:: Task statement ::
Only the number is wanted: how many lines in the material below contain "this".
Data provided Block Start
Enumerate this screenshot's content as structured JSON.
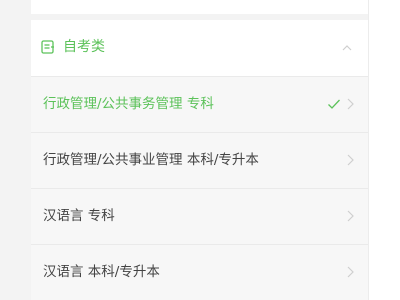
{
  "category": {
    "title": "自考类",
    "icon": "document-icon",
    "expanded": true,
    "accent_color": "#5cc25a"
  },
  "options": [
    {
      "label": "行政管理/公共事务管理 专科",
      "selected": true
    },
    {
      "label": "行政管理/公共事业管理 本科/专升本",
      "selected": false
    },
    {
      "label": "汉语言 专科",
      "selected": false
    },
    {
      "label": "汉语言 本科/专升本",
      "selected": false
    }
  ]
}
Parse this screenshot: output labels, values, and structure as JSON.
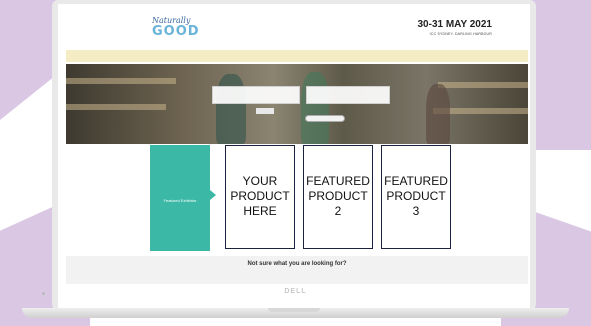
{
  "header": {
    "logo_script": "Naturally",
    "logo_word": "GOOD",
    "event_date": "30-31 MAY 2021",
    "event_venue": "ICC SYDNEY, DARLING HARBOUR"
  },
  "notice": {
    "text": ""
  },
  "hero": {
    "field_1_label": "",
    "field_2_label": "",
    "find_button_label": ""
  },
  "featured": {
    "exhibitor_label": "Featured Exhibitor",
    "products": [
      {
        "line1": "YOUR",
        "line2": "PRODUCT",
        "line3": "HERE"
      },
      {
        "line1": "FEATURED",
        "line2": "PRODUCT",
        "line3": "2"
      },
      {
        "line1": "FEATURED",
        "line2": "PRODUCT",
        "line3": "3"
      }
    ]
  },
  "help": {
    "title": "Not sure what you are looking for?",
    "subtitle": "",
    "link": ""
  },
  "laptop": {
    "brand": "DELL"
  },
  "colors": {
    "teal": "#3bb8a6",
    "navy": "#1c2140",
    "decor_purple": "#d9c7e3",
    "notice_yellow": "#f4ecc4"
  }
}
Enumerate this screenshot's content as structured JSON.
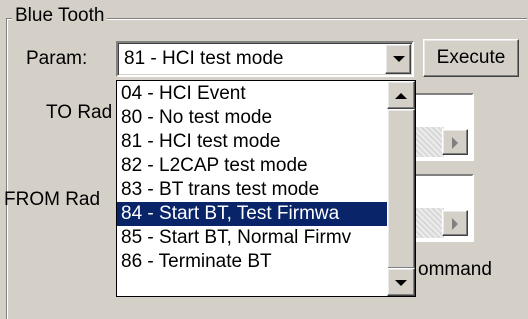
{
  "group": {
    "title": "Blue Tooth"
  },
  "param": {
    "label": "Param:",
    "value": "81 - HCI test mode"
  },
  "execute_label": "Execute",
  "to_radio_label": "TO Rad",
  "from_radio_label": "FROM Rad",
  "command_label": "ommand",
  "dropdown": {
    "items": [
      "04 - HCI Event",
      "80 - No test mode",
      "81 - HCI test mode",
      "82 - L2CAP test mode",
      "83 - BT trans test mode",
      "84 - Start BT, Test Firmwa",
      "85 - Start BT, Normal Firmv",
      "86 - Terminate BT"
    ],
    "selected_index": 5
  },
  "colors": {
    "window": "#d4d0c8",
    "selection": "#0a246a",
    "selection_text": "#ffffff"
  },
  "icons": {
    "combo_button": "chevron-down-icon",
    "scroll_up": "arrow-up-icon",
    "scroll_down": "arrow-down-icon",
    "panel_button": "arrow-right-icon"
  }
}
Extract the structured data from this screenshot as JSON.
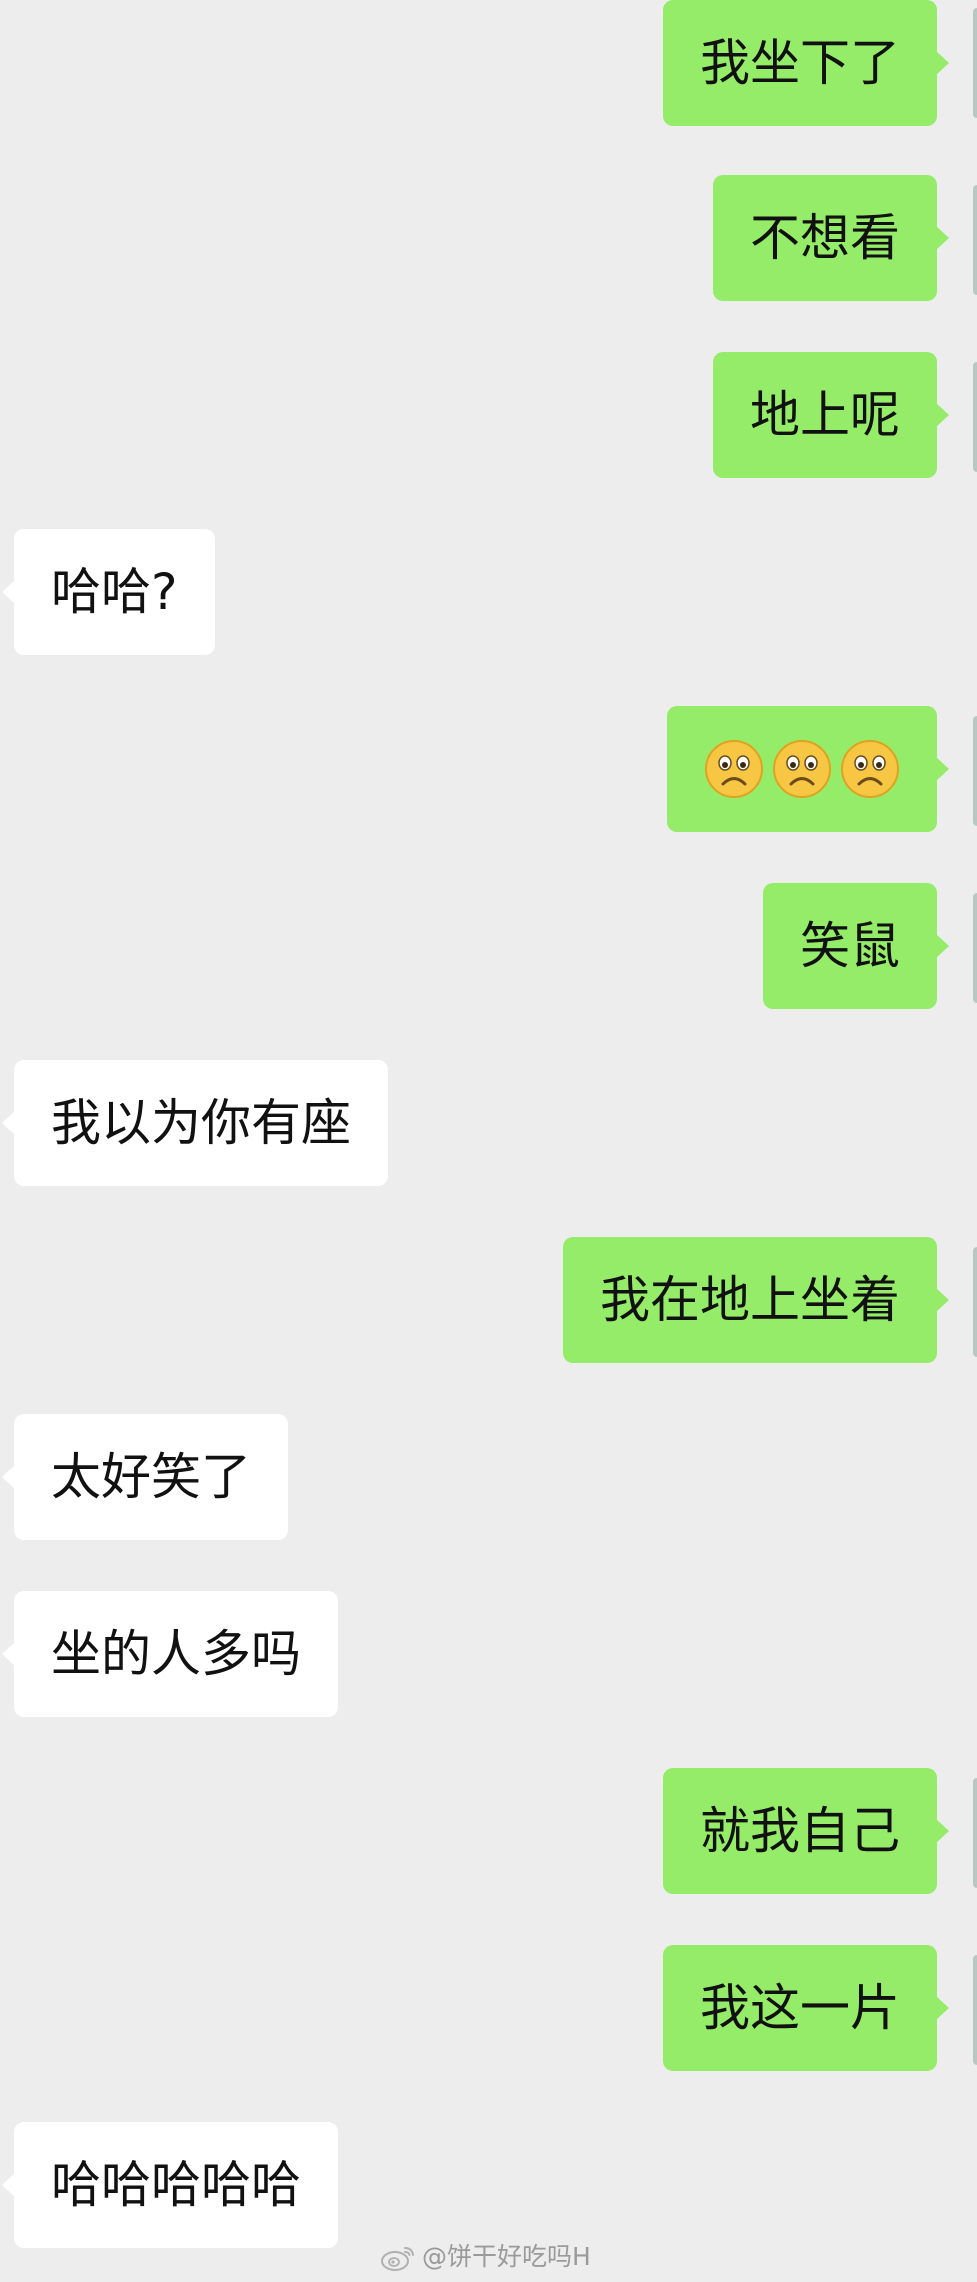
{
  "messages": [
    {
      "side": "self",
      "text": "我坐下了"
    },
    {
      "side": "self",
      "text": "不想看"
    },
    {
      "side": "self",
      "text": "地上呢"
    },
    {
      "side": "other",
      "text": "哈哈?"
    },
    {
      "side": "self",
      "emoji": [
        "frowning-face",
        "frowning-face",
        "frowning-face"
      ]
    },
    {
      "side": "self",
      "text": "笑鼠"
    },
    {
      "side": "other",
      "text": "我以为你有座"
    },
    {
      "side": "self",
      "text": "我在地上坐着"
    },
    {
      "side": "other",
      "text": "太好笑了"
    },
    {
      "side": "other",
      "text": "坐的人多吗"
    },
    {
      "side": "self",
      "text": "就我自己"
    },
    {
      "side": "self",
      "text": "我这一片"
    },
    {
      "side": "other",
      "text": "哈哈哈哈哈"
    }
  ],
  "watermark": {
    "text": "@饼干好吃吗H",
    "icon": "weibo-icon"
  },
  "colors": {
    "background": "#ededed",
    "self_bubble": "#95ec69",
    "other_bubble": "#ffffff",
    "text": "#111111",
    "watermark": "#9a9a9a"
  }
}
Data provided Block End
:: Exercise response ::
4